Aesop's Fables (1884)
159. The Fox and the Stork.
The Fox invited the Stork to dinner, and provided nothing but a soup, in a wide, shallow dish. This he could lap up with ease; but the Stork, who could but just dip in the point of his bill, was not a bit better. A few days after, he returned the compliment, and invited the Fox; but suffered nothing to be brought to the table but some minced meat in a glass jar, the neck of which was so deep and so narrow, that, though the Stork with his long bill could eat very well, all that the Fox could do was to lick the brims. Reynard was heartily vexed, but owned that he had been used as he deserved.
Those who practice cunning must expect to suffer by it.

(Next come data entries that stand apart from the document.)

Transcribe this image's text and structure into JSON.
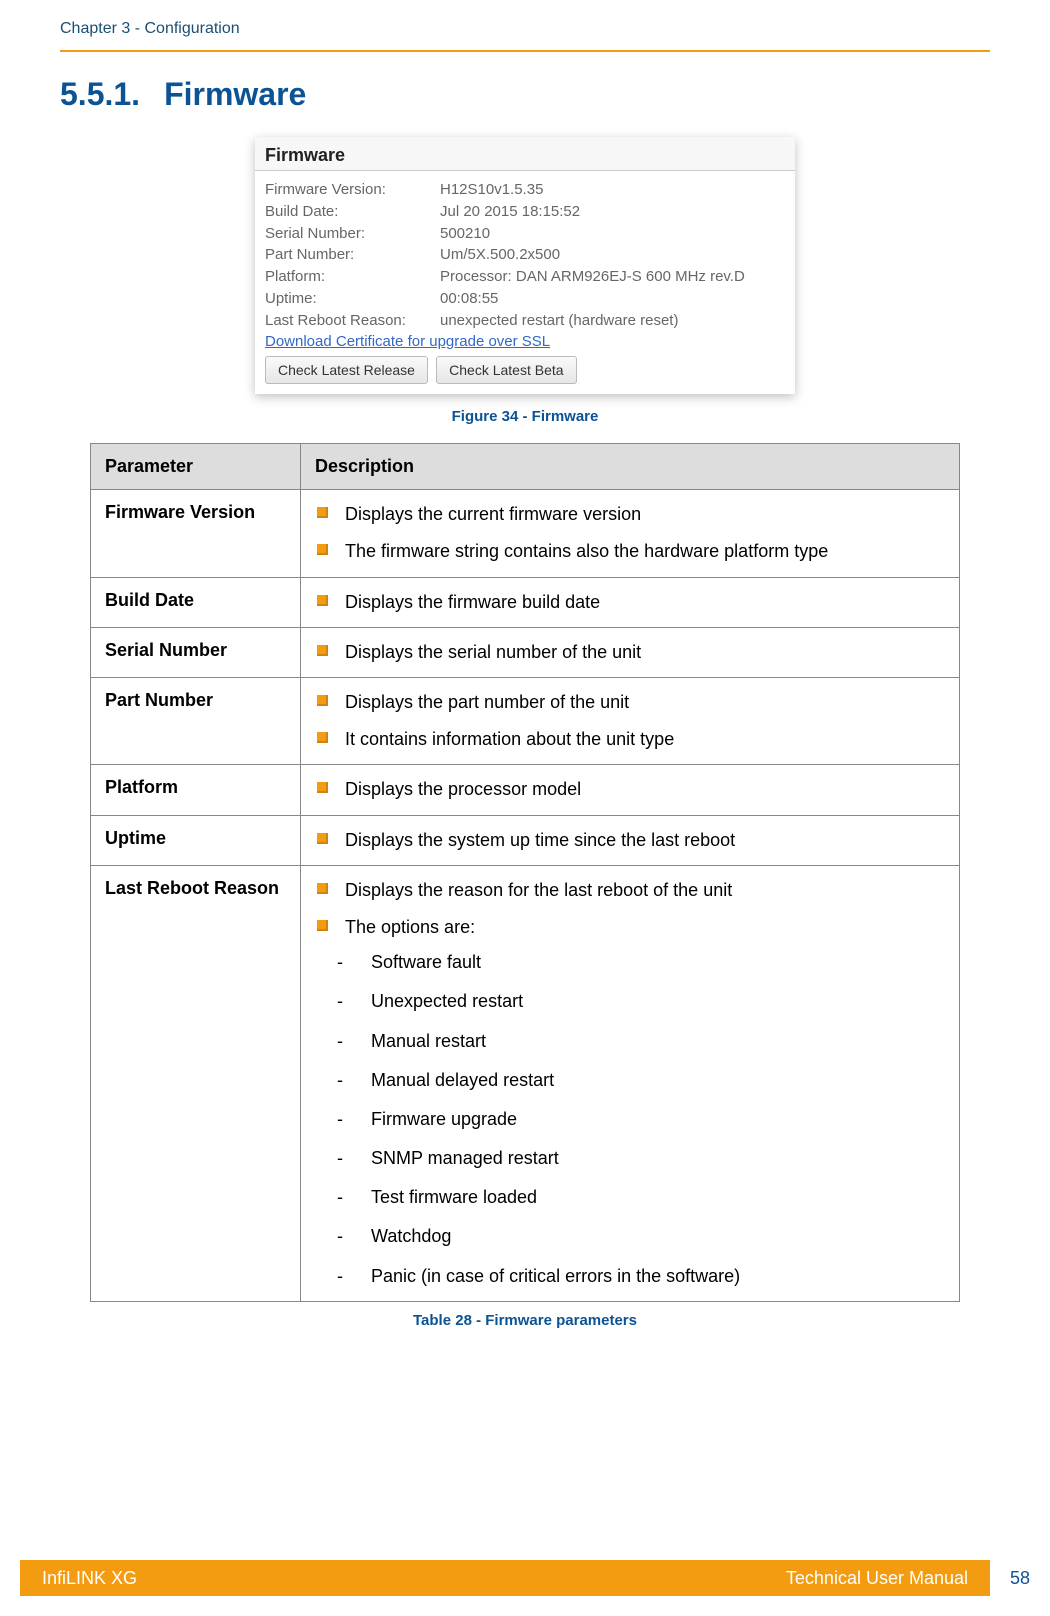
{
  "header": {
    "chapter": "Chapter 3 - Configuration"
  },
  "section": {
    "number": "5.5.1.",
    "title": "Firmware"
  },
  "panel": {
    "title": "Firmware",
    "rows": [
      {
        "k": "Firmware Version:",
        "v": "H12S10v1.5.35"
      },
      {
        "k": "Build Date:",
        "v": "Jul 20 2015 18:15:52"
      },
      {
        "k": "Serial Number:",
        "v": "500210"
      },
      {
        "k": "Part Number:",
        "v": "Um/5X.500.2x500"
      },
      {
        "k": "Platform:",
        "v": "Processor: DAN ARM926EJ-S 600 MHz rev.D"
      },
      {
        "k": "Uptime:",
        "v": "00:08:55"
      },
      {
        "k": "Last Reboot Reason:",
        "v": "unexpected restart (hardware reset)"
      }
    ],
    "link": "Download Certificate for upgrade over SSL",
    "btn1": "Check Latest Release",
    "btn2": "Check Latest Beta"
  },
  "figure_caption": "Figure 34 - Firmware",
  "table": {
    "h1": "Parameter",
    "h2": "Description",
    "rows": [
      {
        "param": "Firmware Version",
        "items": [
          "Displays the current firmware version",
          "The firmware string contains also the hardware platform type"
        ]
      },
      {
        "param": "Build Date",
        "items": [
          "Displays the firmware build date"
        ]
      },
      {
        "param": "Serial Number",
        "items": [
          "Displays the serial number of the unit"
        ]
      },
      {
        "param": "Part Number",
        "items": [
          "Displays the part number of the unit",
          "It contains information about the unit type"
        ]
      },
      {
        "param": "Platform",
        "items": [
          "Displays the processor model"
        ]
      },
      {
        "param": "Uptime",
        "items": [
          "Displays the system up time since the last reboot"
        ]
      },
      {
        "param": "Last Reboot Reason",
        "items": [
          "Displays the reason for the last reboot of the unit",
          "The options are:"
        ],
        "sub": [
          "Software fault",
          "Unexpected restart",
          "Manual restart",
          "Manual delayed restart",
          "Firmware upgrade",
          "SNMP managed restart",
          "Test firmware loaded",
          "Watchdog",
          "Panic (in case of critical errors in the software)"
        ]
      }
    ]
  },
  "table_caption": "Table 28 - Firmware parameters",
  "footer": {
    "left": "InfiLINK XG",
    "right": "Technical User Manual",
    "page": "58"
  }
}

Aesop's Fables: A New Revised Version From Original Sources (translator not identified), 1884 . Illustrations by Ernest Henry Griset (1844-1907), John Tenniel (1820-1914) and Harrison Weir (1824-1906). Available online at Project Gutenberg.